A report to be released Tuesday by conservative Republican Sens. Tom Coburn and John McCain cited these and 97 other projects as leading examples of misguided or wasteful spending under the Obama administration's $862 billion economic stimulus bill.
Titled "Summertime Blues," the report is the third by the two senators targeting projects that they say fail to meet the job-creation goal of spending under the Recovery Act of 2009.
"We owe it to all Americans that are paying taxes and struggling to find jobs, to rebuild our economy without doing additional harm, and to do it in a way that expands opportunities for future generations," said the introduction to the report by Coburn, R-Oklahoma, and McCain, R-Arizona. "Too many stimulus projects are failing to meet that goal."
While some projects in the report "may have merit," they are "being mismanaged or were poorly planned," the report said.
The Recovery Act, which was passed a few weeks after President Barack Obama took office, was a government-funded effort to kick-start economic activity in response to the ongoing recession.

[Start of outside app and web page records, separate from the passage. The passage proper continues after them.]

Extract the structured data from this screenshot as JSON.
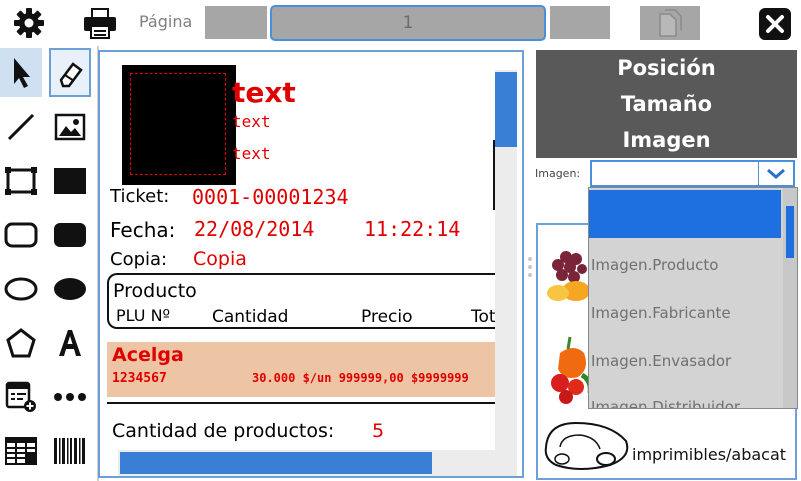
{
  "topbar": {
    "page_label": "Página",
    "page_value": "1"
  },
  "canvas": {
    "header_lines": [
      "text",
      "text",
      "text"
    ],
    "ticket_label": "Ticket:",
    "ticket_value": "0001-00001234",
    "fecha_label": "Fecha:",
    "fecha_date": "22/08/2014",
    "fecha_time": "11:22:14",
    "copia_label": "Copia:",
    "copia_value": "Copia",
    "table_title": "Producto",
    "col_plu": "PLU Nº",
    "col_cantidad": "Cantidad",
    "col_precio": "Precio",
    "col_total": "Tot",
    "item_name": "Acelga",
    "item_code": "1234567",
    "item_detail": "30.000  $/un 999999,00 $9999999",
    "count_label": "Cantidad de productos:",
    "count_value": "5"
  },
  "right_panel": {
    "menu": [
      "Posición",
      "Tamaño",
      "Imagen"
    ],
    "imagen_label": "Imagen:",
    "selected_value": "",
    "options": [
      "",
      "Imagen.Producto",
      "Imagen.Fabricante",
      "Imagen.Envasador",
      "Imagen.Distribuidor"
    ],
    "gallery_caption": "imprimibles/abacat"
  },
  "colors": {
    "accent": "#4a90d9",
    "selected_row": "#1e6fe0",
    "item_bg": "#edc4a4",
    "value_red": "#e00000",
    "panel_header": "#595959"
  }
}
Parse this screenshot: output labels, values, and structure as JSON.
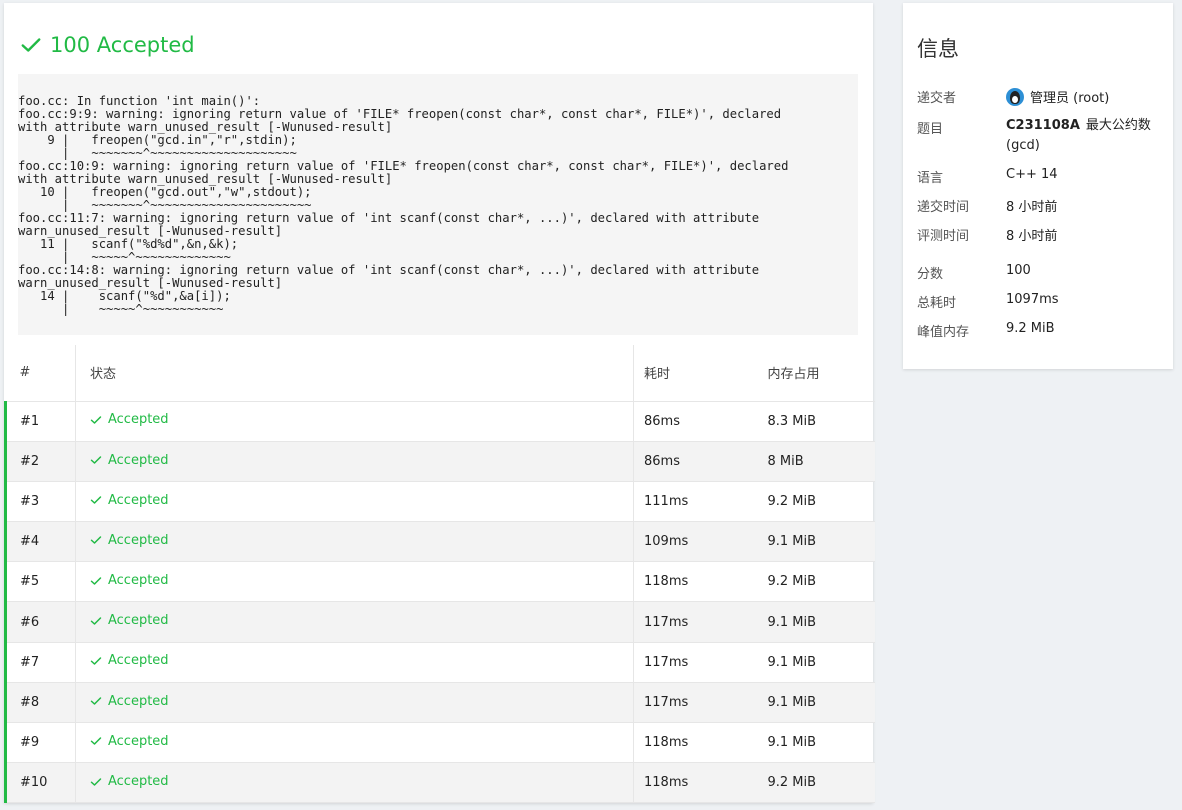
{
  "verdict": {
    "score": "100",
    "status": "Accepted"
  },
  "compile_output": "foo.cc: In function 'int main()':\nfoo.cc:9:9: warning: ignoring return value of 'FILE* freopen(const char*, const char*, FILE*)', declared\nwith attribute warn_unused_result [-Wunused-result]\n    9 |   freopen(\"gcd.in\",\"r\",stdin);\n      |   ~~~~~~~^~~~~~~~~~~~~~~~~~~~~\nfoo.cc:10:9: warning: ignoring return value of 'FILE* freopen(const char*, const char*, FILE*)', declared\nwith attribute warn_unused_result [-Wunused-result]\n   10 |   freopen(\"gcd.out\",\"w\",stdout);\n      |   ~~~~~~~^~~~~~~~~~~~~~~~~~~~~~~\nfoo.cc:11:7: warning: ignoring return value of 'int scanf(const char*, ...)', declared with attribute\nwarn_unused_result [-Wunused-result]\n   11 |   scanf(\"%d%d\",&n,&k);\n      |   ~~~~~^~~~~~~~~~~~~~\nfoo.cc:14:8: warning: ignoring return value of 'int scanf(const char*, ...)', declared with attribute\nwarn_unused_result [-Wunused-result]\n   14 |    scanf(\"%d\",&a[i]);\n      |    ~~~~~^~~~~~~~~~~~",
  "table": {
    "headers": {
      "idx": "#",
      "status": "状态",
      "time": "耗时",
      "memory": "内存占用"
    },
    "rows": [
      {
        "idx": "#1",
        "status": "Accepted",
        "time": "86ms",
        "memory": "8.3 MiB"
      },
      {
        "idx": "#2",
        "status": "Accepted",
        "time": "86ms",
        "memory": "8 MiB"
      },
      {
        "idx": "#3",
        "status": "Accepted",
        "time": "111ms",
        "memory": "9.2 MiB"
      },
      {
        "idx": "#4",
        "status": "Accepted",
        "time": "109ms",
        "memory": "9.1 MiB"
      },
      {
        "idx": "#5",
        "status": "Accepted",
        "time": "118ms",
        "memory": "9.2 MiB"
      },
      {
        "idx": "#6",
        "status": "Accepted",
        "time": "117ms",
        "memory": "9.1 MiB"
      },
      {
        "idx": "#7",
        "status": "Accepted",
        "time": "117ms",
        "memory": "9.1 MiB"
      },
      {
        "idx": "#8",
        "status": "Accepted",
        "time": "117ms",
        "memory": "9.1 MiB"
      },
      {
        "idx": "#9",
        "status": "Accepted",
        "time": "118ms",
        "memory": "9.1 MiB"
      },
      {
        "idx": "#10",
        "status": "Accepted",
        "time": "118ms",
        "memory": "9.2 MiB"
      }
    ]
  },
  "info": {
    "title": "信息",
    "submitter_label": "递交者",
    "submitter": "管理员 (root)",
    "problem_label": "题目",
    "problem_id": "C231108A",
    "problem_name": "最大公约数",
    "problem_alias": "(gcd)",
    "language_label": "语言",
    "language": "C++ 14",
    "submit_time_label": "递交时间",
    "submit_time": "8 小时前",
    "judge_time_label": "评测时间",
    "judge_time": "8 小时前",
    "score_label": "分数",
    "score": "100",
    "total_time_label": "总耗时",
    "total_time": "1097ms",
    "peak_memory_label": "峰值内存",
    "peak_memory": "9.2 MiB"
  },
  "colors": {
    "accepted": "#21ba45",
    "link": "#4a90c9",
    "code_bg": "#f5f5f5"
  },
  "icons": {
    "verdict": "check-icon",
    "row_status": "check-icon",
    "avatar": "penguin-avatar"
  }
}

It called for "shovel-ready" jobs - from road and bridge repair and construction to scientific research and expanded broadband and wireless service - through federal contracts, grants and loans, as well as helping state and local governments avoid layoffs and funding tax cuts.
The senators' report challenged the viability or effectiveness of specific projects across the country. However, the report's use of selected information from hundreds of footnoted sources left it unclear whether the brief summaries of each project told the whole story.
CNN Senior Political Analyst
Sen. Lindsey Graham is the new John McCain. Scratch that. Actually, he's the old John McCain.
That is, he's an independent Republican, often a lonely soul as he works with Democrats to get some deals on intractable issues such as climate change, immigration reform and the closing of Guantanamo Bay.
McCain used to be right there with the South Carolina Republican. Only now he's too busy (and electorally challenged) fending off a right-wing primary assault in Arizona. Seems that the 'maverick' moniker doesn't work as well when it means crossing the aisle to work with those big-government Democrats. So McCain's old Senate role became Lindsey Graham's new Senate role.